DMV database will reflect that Va. Code § 46.2-395
suspensions that were inputted before July 1, 2019 have been
complied with.

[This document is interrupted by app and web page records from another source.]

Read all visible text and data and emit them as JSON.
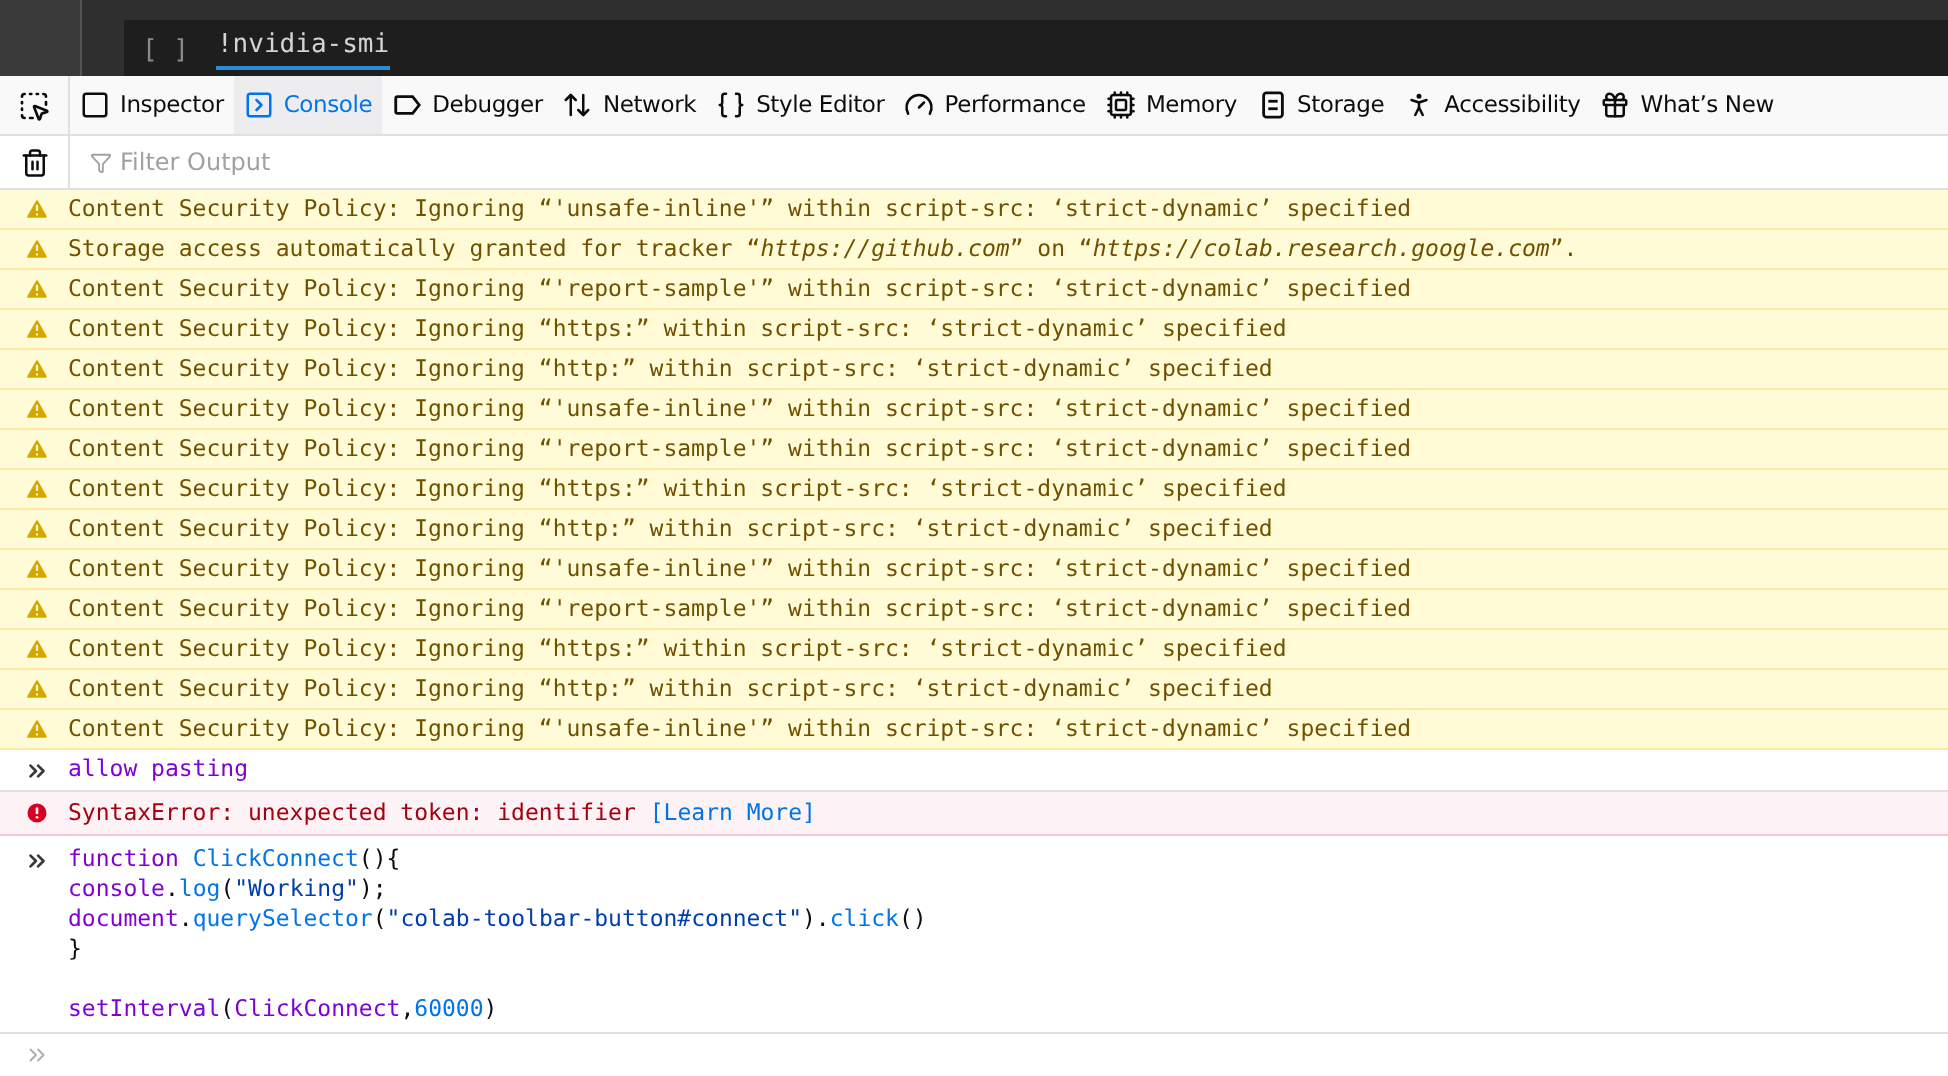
{
  "notebook_cell": {
    "bracket": "[ ]",
    "code": "!nvidia-smi"
  },
  "tabs": [
    {
      "label": "Inspector",
      "kind": "inspector",
      "selected": false
    },
    {
      "label": "Console",
      "kind": "console",
      "selected": true
    },
    {
      "label": "Debugger",
      "kind": "debugger",
      "selected": false
    },
    {
      "label": "Network",
      "kind": "network",
      "selected": false
    },
    {
      "label": "Style Editor",
      "kind": "style",
      "selected": false
    },
    {
      "label": "Performance",
      "kind": "performance",
      "selected": false
    },
    {
      "label": "Memory",
      "kind": "memory",
      "selected": false
    },
    {
      "label": "Storage",
      "kind": "storage",
      "selected": false
    },
    {
      "label": "Accessibility",
      "kind": "accessibility",
      "selected": false
    },
    {
      "label": "What’s New",
      "kind": "new",
      "selected": false
    }
  ],
  "filter": {
    "placeholder": "Filter Output"
  },
  "console": [
    {
      "kind": "warning",
      "text": "Content Security Policy: Ignoring “'unsafe-inline'” within script-src: ‘strict-dynamic’ specified"
    },
    {
      "kind": "warning",
      "text": "Storage access automatically granted for tracker “*https://github.com*” on “*https://colab.research.google.com*”."
    },
    {
      "kind": "warning",
      "text": "Content Security Policy: Ignoring “'report-sample'” within script-src: ‘strict-dynamic’ specified"
    },
    {
      "kind": "warning",
      "text": "Content Security Policy: Ignoring “https:” within script-src: ‘strict-dynamic’ specified"
    },
    {
      "kind": "warning",
      "text": "Content Security Policy: Ignoring “http:” within script-src: ‘strict-dynamic’ specified"
    },
    {
      "kind": "warning",
      "text": "Content Security Policy: Ignoring “'unsafe-inline'” within script-src: ‘strict-dynamic’ specified"
    },
    {
      "kind": "warning",
      "text": "Content Security Policy: Ignoring “'report-sample'” within script-src: ‘strict-dynamic’ specified"
    },
    {
      "kind": "warning",
      "text": "Content Security Policy: Ignoring “https:” within script-src: ‘strict-dynamic’ specified"
    },
    {
      "kind": "warning",
      "text": "Content Security Policy: Ignoring “http:” within script-src: ‘strict-dynamic’ specified"
    },
    {
      "kind": "warning",
      "text": "Content Security Policy: Ignoring “'unsafe-inline'” within script-src: ‘strict-dynamic’ specified"
    },
    {
      "kind": "warning",
      "text": "Content Security Policy: Ignoring “'report-sample'” within script-src: ‘strict-dynamic’ specified"
    },
    {
      "kind": "warning",
      "text": "Content Security Policy: Ignoring “https:” within script-src: ‘strict-dynamic’ specified"
    },
    {
      "kind": "warning",
      "text": "Content Security Policy: Ignoring “http:” within script-src: ‘strict-dynamic’ specified"
    },
    {
      "kind": "warning",
      "text": "Content Security Policy: Ignoring “'unsafe-inline'” within script-src: ‘strict-dynamic’ specified"
    },
    {
      "kind": "input",
      "text": "allow pasting"
    },
    {
      "kind": "error",
      "text": "SyntaxError: unexpected token: identifier",
      "link": "[Learn More]"
    },
    {
      "kind": "code",
      "lines": [
        {
          "spaced": false,
          "tokens": [
            {
              "text": "function ",
              "kind": "keyword"
            },
            {
              "text": "ClickConnect",
              "kind": "def"
            },
            {
              "text": "(){",
              "kind": "punct"
            }
          ]
        },
        {
          "spaced": false,
          "tokens": [
            {
              "text": "console",
              "kind": "variable"
            },
            {
              "text": ".",
              "kind": "punct"
            },
            {
              "text": "log",
              "kind": "def"
            },
            {
              "text": "(",
              "kind": "punct"
            },
            {
              "text": "\"Working\"",
              "kind": "string"
            },
            {
              "text": ");",
              "kind": "punct"
            }
          ]
        },
        {
          "spaced": false,
          "tokens": [
            {
              "text": "document",
              "kind": "variable"
            },
            {
              "text": ".",
              "kind": "punct"
            },
            {
              "text": "querySelector",
              "kind": "def"
            },
            {
              "text": "(",
              "kind": "punct"
            },
            {
              "text": "\"colab-toolbar-button#connect\"",
              "kind": "string"
            },
            {
              "text": ").",
              "kind": "punct"
            },
            {
              "text": "click",
              "kind": "def"
            },
            {
              "text": "()",
              "kind": "punct"
            }
          ]
        },
        {
          "spaced": false,
          "tokens": [
            {
              "text": "}",
              "kind": "punct"
            }
          ]
        },
        {
          "spaced": true,
          "tokens": [
            {
              "text": "setInterval",
              "kind": "variable"
            },
            {
              "text": "(",
              "kind": "punct"
            },
            {
              "text": "ClickConnect",
              "kind": "variable"
            },
            {
              "text": ",",
              "kind": "punct"
            },
            {
              "text": "60000",
              "kind": "number"
            },
            {
              "text": ")",
              "kind": "punct"
            }
          ]
        }
      ]
    }
  ]
}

Suspensions unrelated to Va. Code §
46.2-395 will remain active on the record.” (Dkt.
170-4, ¶ 7). The Commissioner further states that
“[d]rivers who have records of suspension relating to
Va. Code § 46.2-395 and suspensions relating to other
statutory provisions will have their record relating to their
§ 46.2-395 suspension reflect that the VA. Code §
46.2-395 suspension has been complied with, but will have to
resolve the issues relating to their non-§
46.2-395-suspensions before their privilege to drive can be
reinstated.” (Id. at ¶ 9). The
Commissioner reiterated this understanding of the Budget
Amendment at oral argument.
Commissioner notes, the General Assembly's support of
both the Budget Amendment-which passed by votes of 70 to 29
in the House and 30 to 8 in the Senate- indicates political
hostility towards § 46.2-395. (Dkt. 143). While
Plaintiffs are correct that one “can only speculate
about the possibility of legislative action, ” (dkt.
156), the Commissioner testified that the process of drafting
legislation to codify the Budget Amendment has begun. (Dkt.
208-1 at 83).
Article III of the Constitution, federal courts may
adjudicate only actual, ongoing cases or
controversies.” Lewis v. Continental Bank
Corp., 494 U.S. 472, 477 (1990) (internal citations
omitted). “This case-or-controversy requirement
subsists through all stages of federal judicial proceedings,
trial and appellate.” Id. (internal citations
and quotations omitted). “A case is moot when the
issues presented are no longer live or the parties lack a
legally cognizable interest in the outcome.” City
of Erie v. Pap's A.M., 529 U.S. 277, 287 (2000).
“A case is not moot . . . if a party can demonstrate
that the ...